What to do. Give the data below again exactly as it stands. Omit the pictures.

Excerpts from an interface dataset:
*** Block opens ***
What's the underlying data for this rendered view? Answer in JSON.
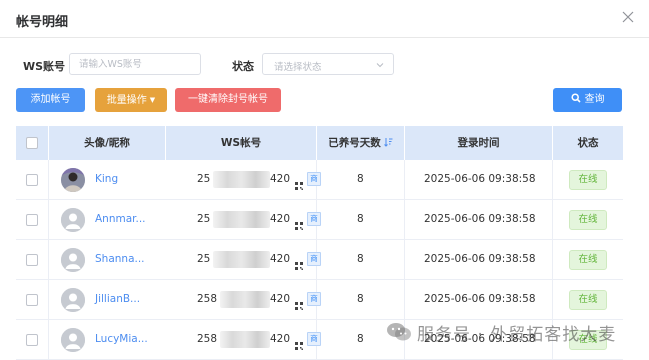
{
  "dialog": {
    "title": "帐号明细"
  },
  "filters": {
    "ws_label": "WS账号",
    "ws_placeholder": "请输入WS账号",
    "status_label": "状态",
    "status_placeholder": "请选择状态"
  },
  "toolbar": {
    "add_label": "添加帐号",
    "batch_label": "批量操作",
    "clear_label": "一键清除封号帐号",
    "search_label": "查询"
  },
  "table": {
    "headers": {
      "avatar_nick": "头像/昵称",
      "ws": "WS帐号",
      "days": "已养号天数",
      "login": "登录时间",
      "status": "状态"
    },
    "rows": [
      {
        "nick": "King",
        "ws_prefix": "25",
        "ws_suffix": "420",
        "tag": "商",
        "days": "8",
        "login": "2025-06-06 09:38:58",
        "status": "在线",
        "avatar": "photo-avatar"
      },
      {
        "nick": "Annmar...",
        "ws_prefix": "25",
        "ws_suffix": "420",
        "tag": "商",
        "days": "8",
        "login": "2025-06-06 09:38:58",
        "status": "在线",
        "avatar": "default-avatar"
      },
      {
        "nick": "Shanna...",
        "ws_prefix": "25",
        "ws_suffix": "420",
        "tag": "商",
        "days": "8",
        "login": "2025-06-06 09:38:58",
        "status": "在线",
        "avatar": "default-avatar"
      },
      {
        "nick": "JillianB...",
        "ws_prefix": "258",
        "ws_suffix": "420",
        "tag": "商",
        "days": "8",
        "login": "2025-06-06 09:38:58",
        "status": "在线",
        "avatar": "default-avatar"
      },
      {
        "nick": "LucyMia...",
        "ws_prefix": "258",
        "ws_suffix": "420",
        "tag": "商",
        "days": "8",
        "login": "2025-06-06 09:38:58",
        "status": "在线",
        "avatar": "default-avatar"
      }
    ]
  },
  "watermark": {
    "text": "服务号 · 外贸拓客找大麦"
  },
  "colors": {
    "primary": "#4d95f6",
    "warning": "#e6a23c",
    "danger": "#ef6b6b",
    "header_bg": "#dbe7f9",
    "link": "#4d8df0",
    "online": "#62b53a"
  }
}
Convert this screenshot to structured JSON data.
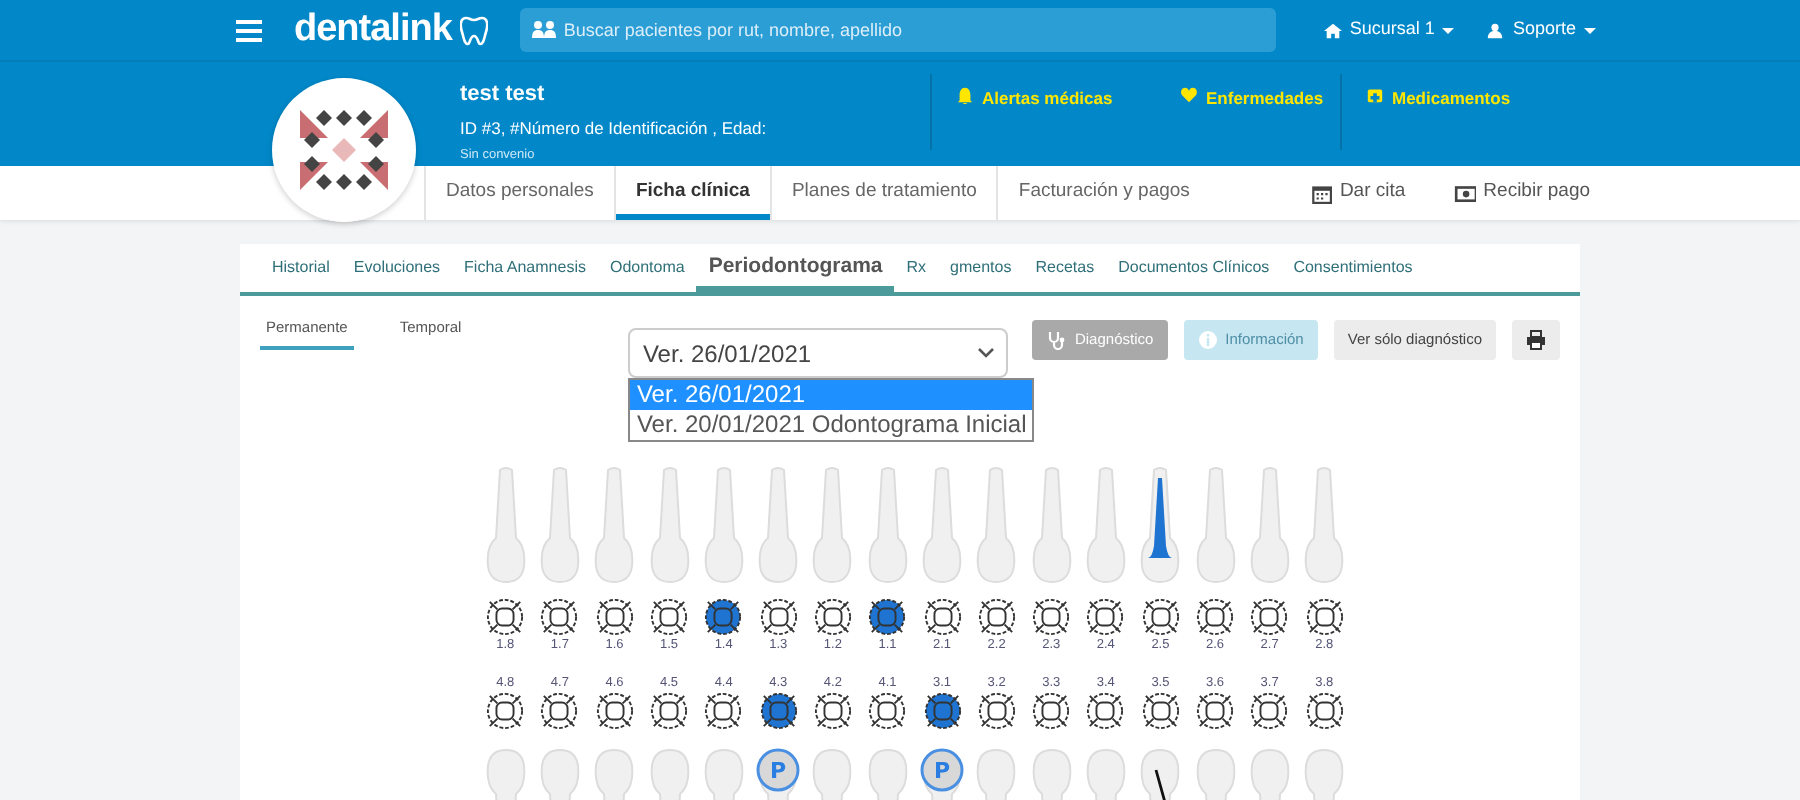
{
  "topbar": {
    "logo": "dentalink",
    "search": {
      "placeholder": "Buscar pacientes por rut, nombre, apellido"
    },
    "menus": [
      {
        "kind": "branch",
        "label": "Sucursal 1"
      },
      {
        "kind": "user",
        "label": "Soporte"
      }
    ]
  },
  "patient": {
    "name": "test test",
    "id_line": "ID #3, #Número de Identificación , Edad:",
    "agreement": "Sin convenio"
  },
  "alerts": [
    {
      "kind": "bell",
      "label": "Alertas médicas"
    },
    {
      "kind": "heart",
      "label": "Enfermedades"
    },
    {
      "kind": "kit",
      "label": "Medicamentos"
    }
  ],
  "nav": {
    "tabs": [
      {
        "label": "Datos personales",
        "selected": false
      },
      {
        "label": "Ficha clínica",
        "selected": true
      },
      {
        "label": "Planes de tratamiento",
        "selected": false
      },
      {
        "label": "Facturación y pagos",
        "selected": false
      }
    ],
    "actions": [
      {
        "kind": "calendar",
        "label": "Dar cita"
      },
      {
        "kind": "money",
        "label": "Recibir pago"
      }
    ]
  },
  "record_tabs": [
    {
      "label": "Historial",
      "selected": false
    },
    {
      "label": "Evoluciones",
      "selected": false
    },
    {
      "label": "Ficha Anamnesis",
      "selected": false
    },
    {
      "label": "Odontoma",
      "selected": false
    },
    {
      "label": "Periodontograma",
      "selected": true
    },
    {
      "label": "Rx",
      "selected": false
    },
    {
      "label": "gmentos",
      "selected": false
    },
    {
      "label": "Recetas",
      "selected": false
    },
    {
      "label": "Documentos Clínicos",
      "selected": false
    },
    {
      "label": "Consentimientos",
      "selected": false
    }
  ],
  "dentition_tabs": [
    {
      "label": "Permanente",
      "selected": true
    },
    {
      "label": "Temporal",
      "selected": false
    }
  ],
  "version_select": {
    "value": "Ver. 26/01/2021",
    "options": [
      {
        "label": "Ver. 26/01/2021",
        "selected": true
      },
      {
        "label": "Ver. 20/01/2021 Odontograma Inicial",
        "selected": false
      }
    ]
  },
  "buttons": [
    {
      "kind": "diagnosis",
      "label": "Diagnóstico",
      "disabled": false
    },
    {
      "kind": "info",
      "label": "Información",
      "disabled": true
    },
    {
      "kind": "plain",
      "label": "Ver sólo diagnóstico",
      "disabled": false
    },
    {
      "kind": "print",
      "disabled": false
    }
  ],
  "upper_teeth": [
    {
      "number": "1.8",
      "marked": false,
      "kind": "normal"
    },
    {
      "number": "1.7",
      "marked": false,
      "kind": "normal"
    },
    {
      "number": "1.6",
      "marked": false,
      "kind": "normal"
    },
    {
      "number": "1.5",
      "marked": false,
      "kind": "normal"
    },
    {
      "number": "1.4",
      "marked": true,
      "kind": "normal"
    },
    {
      "number": "1.3",
      "marked": false,
      "kind": "normal"
    },
    {
      "number": "1.2",
      "marked": false,
      "kind": "normal"
    },
    {
      "number": "1.1",
      "marked": true,
      "kind": "normal"
    },
    {
      "number": "2.1",
      "marked": false,
      "kind": "normal"
    },
    {
      "number": "2.2",
      "marked": false,
      "kind": "normal"
    },
    {
      "number": "2.3",
      "marked": false,
      "kind": "normal"
    },
    {
      "number": "2.4",
      "marked": false,
      "kind": "normal"
    },
    {
      "number": "2.5",
      "marked": false,
      "kind": "root"
    },
    {
      "number": "2.6",
      "marked": false,
      "kind": "normal"
    },
    {
      "number": "2.7",
      "marked": false,
      "kind": "normal"
    },
    {
      "number": "2.8",
      "marked": false,
      "kind": "normal"
    }
  ],
  "lower_teeth": [
    {
      "number": "4.8",
      "marked": false,
      "kind": "normal"
    },
    {
      "number": "4.7",
      "marked": false,
      "kind": "normal"
    },
    {
      "number": "4.6",
      "marked": false,
      "kind": "normal"
    },
    {
      "number": "4.5",
      "marked": false,
      "kind": "normal"
    },
    {
      "number": "4.4",
      "marked": false,
      "kind": "normal"
    },
    {
      "number": "4.3",
      "marked": true,
      "kind": "prosthesis",
      "badge": "P"
    },
    {
      "number": "4.2",
      "marked": false,
      "kind": "normal"
    },
    {
      "number": "4.1",
      "marked": false,
      "kind": "normal"
    },
    {
      "number": "3.1",
      "marked": true,
      "kind": "prosthesis",
      "badge": "P"
    },
    {
      "number": "3.2",
      "marked": false,
      "kind": "normal"
    },
    {
      "number": "3.3",
      "marked": false,
      "kind": "normal"
    },
    {
      "number": "3.4",
      "marked": false,
      "kind": "normal"
    },
    {
      "number": "3.5",
      "marked": false,
      "kind": "fracture"
    },
    {
      "number": "3.6",
      "marked": false,
      "kind": "normal"
    },
    {
      "number": "3.7",
      "marked": false,
      "kind": "normal"
    },
    {
      "number": "3.8",
      "marked": false,
      "kind": "normal"
    }
  ]
}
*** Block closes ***
Result below.
What's the underlying data for this rendered view? Answer in JSON.
{
  "dialog": {
    "title": "帐号明细"
  },
  "filters": {
    "ws_label": "WS账号",
    "ws_placeholder": "请输入WS账号",
    "status_label": "状态",
    "status_placeholder": "请选择状态"
  },
  "toolbar": {
    "add_label": "添加帐号",
    "batch_label": "批量操作",
    "clear_label": "一键清除封号帐号",
    "search_label": "查询"
  },
  "table": {
    "headers": {
      "avatar_nick": "头像/昵称",
      "ws": "WS帐号",
      "days": "已养号天数",
      "login": "登录时间",
      "status": "状态"
    },
    "rows": [
      {
        "nick": "King",
        "ws_prefix": "25",
        "ws_suffix": "420",
        "tag": "商",
        "days": "8",
        "login": "2025-06-06 09:38:58",
        "status": "在线",
        "avatar": "photo-avatar"
      },
      {
        "nick": "Annmar...",
        "ws_prefix": "25",
        "ws_suffix": "420",
        "tag": "商",
        "days": "8",
        "login": "2025-06-06 09:38:58",
        "status": "在线",
        "avatar": "default-avatar"
      },
      {
        "nick": "Shanna...",
        "ws_prefix": "25",
        "ws_suffix": "420",
        "tag": "商",
        "days": "8",
        "login": "2025-06-06 09:38:58",
        "status": "在线",
        "avatar": "default-avatar"
      },
      {
        "nick": "JillianB...",
        "ws_prefix": "258",
        "ws_suffix": "420",
        "tag": "商",
        "days": "8",
        "login": "2025-06-06 09:38:58",
        "status": "在线",
        "avatar": "default-avatar"
      },
      {
        "nick": "LucyMia...",
        "ws_prefix": "258",
        "ws_suffix": "420",
        "tag": "商",
        "days": "8",
        "login": "2025-06-06 09:38:58",
        "status": "在线",
        "avatar": "default-avatar"
      }
    ]
  },
  "watermark": {
    "text": "服务号 · 外贸拓客找大麦"
  },
  "colors": {
    "primary": "#4d95f6",
    "warning": "#e6a23c",
    "danger": "#ef6b6b",
    "header_bg": "#dbe7f9",
    "link": "#4d8df0",
    "online": "#62b53a"
  }
}
Convert this screenshot to structured JSON data.
{
  "topbar": {
    "logo": "dentalink",
    "search": {
      "placeholder": "Buscar pacientes por rut, nombre, apellido"
    },
    "menus": [
      {
        "kind": "branch",
        "label": "Sucursal 1"
      },
      {
        "kind": "user",
        "label": "Soporte"
      }
    ]
  },
  "patient": {
    "name": "test test",
    "id_line": "ID #3, #Número de Identificación , Edad:",
    "agreement": "Sin convenio"
  },
  "alerts": [
    {
      "kind": "bell",
      "label": "Alertas médicas"
    },
    {
      "kind": "heart",
      "label": "Enfermedades"
    },
    {
      "kind": "kit",
      "label": "Medicamentos"
    }
  ],
  "nav": {
    "tabs": [
      {
        "label": "Datos personales",
        "selected": false
      },
      {
        "label": "Ficha clínica",
        "selected": true
      },
      {
        "label": "Planes de tratamiento",
        "selected": false
      },
      {
        "label": "Facturación y pagos",
        "selected": false
      }
    ],
    "actions": [
      {
        "kind": "calendar",
        "label": "Dar cita"
      },
      {
        "kind": "money",
        "label": "Recibir pago"
      }
    ]
  },
  "record_tabs": [
    {
      "label": "Historial",
      "selected": false
    },
    {
      "label": "Evoluciones",
      "selected": false
    },
    {
      "label": "Ficha Anamnesis",
      "selected": false
    },
    {
      "label": "Odontoma",
      "selected": false
    },
    {
      "label": "Periodontograma",
      "selected": true
    },
    {
      "label": "Rx",
      "selected": false
    },
    {
      "label": "gmentos",
      "selected": false
    },
    {
      "label": "Recetas",
      "selected": false
    },
    {
      "label": "Documentos Clínicos",
      "selected": false
    },
    {
      "label": "Consentimientos",
      "selected": false
    }
  ],
  "dentition_tabs": [
    {
      "label": "Permanente",
      "selected": true
    },
    {
      "label": "Temporal",
      "selected": false
    }
  ],
  "version_select": {
    "value": "Ver. 26/01/2021",
    "options": [
      {
        "label": "Ver. 26/01/2021",
        "selected": true
      },
      {
        "label": "Ver. 20/01/2021 Odontograma Inicial",
        "selected": false
      }
    ]
  },
  "buttons": [
    {
      "kind": "diagnosis",
      "label": "Diagnóstico",
      "disabled": false
    },
    {
      "kind": "info",
      "label": "Información",
      "disabled": true
    },
    {
      "kind": "plain",
      "label": "Ver sólo diagnóstico",
      "disabled": false
    },
    {
      "kind": "print",
      "disabled": false
    }
  ],
  "upper_teeth": [
    {
      "number": "1.8",
      "marked": false,
      "kind": "normal"
    },
    {
      "number": "1.7",
      "marked": false,
      "kind": "normal"
    },
    {
      "number": "1.6",
      "marked": false,
      "kind": "normal"
    },
    {
      "number": "1.5",
      "marked": false,
      "kind": "normal"
    },
    {
      "number": "1.4",
      "marked": true,
      "kind": "normal"
    },
    {
      "number": "1.3",
      "marked": false,
      "kind": "normal"
    },
    {
      "number": "1.2",
      "marked": false,
      "kind": "normal"
    },
    {
      "number": "1.1",
      "marked": true,
      "kind": "normal"
    },
    {
      "number": "2.1",
      "marked": false,
      "kind": "normal"
    },
    {
      "number": "2.2",
      "marked": false,
      "kind": "normal"
    },
    {
      "number": "2.3",
      "marked": false,
      "kind": "normal"
    },
    {
      "number": "2.4",
      "marked": false,
      "kind": "normal"
    },
    {
      "number": "2.5",
      "marked": false,
      "kind": "root"
    },
    {
      "number": "2.6",
      "marked": false,
      "kind": "normal"
    },
    {
      "number": "2.7",
      "marked": false,
      "kind": "normal"
    },
    {
      "number": "2.8",
      "marked": false,
      "kind": "normal"
    }
  ],
  "lower_teeth": [
    {
      "number": "4.8",
      "marked": false,
      "kind": "normal"
    },
    {
      "number": "4.7",
      "marked": false,
      "kind": "normal"
    },
    {
      "number": "4.6",
      "marked": false,
      "kind": "normal"
    },
    {
      "number": "4.5",
      "marked": false,
      "kind": "normal"
    },
    {
      "number": "4.4",
      "marked": false,
      "kind": "normal"
    },
    {
      "number": "4.3",
      "marked": true,
      "kind": "prosthesis",
      "badge": "P"
    },
    {
      "number": "4.2",
      "marked": false,
      "kind": "normal"
    },
    {
      "number": "4.1",
      "marked": false,
      "kind": "normal"
    },
    {
      "number": "3.1",
      "marked": true,
      "kind": "prosthesis",
      "badge": "P"
    },
    {
      "number": "3.2",
      "marked": false,
      "kind": "normal"
    },
    {
      "number": "3.3",
      "marked": false,
      "kind": "normal"
    },
    {
      "number": "3.4",
      "marked": false,
      "kind": "normal"
    },
    {
      "number": "3.5",
      "marked": false,
      "kind": "fracture"
    },
    {
      "number": "3.6",
      "marked": false,
      "kind": "normal"
    },
    {
      "number": "3.7",
      "marked": false,
      "kind": "normal"
    },
    {
      "number": "3.8",
      "marked": false,
      "kind": "normal"
    }
  ]
}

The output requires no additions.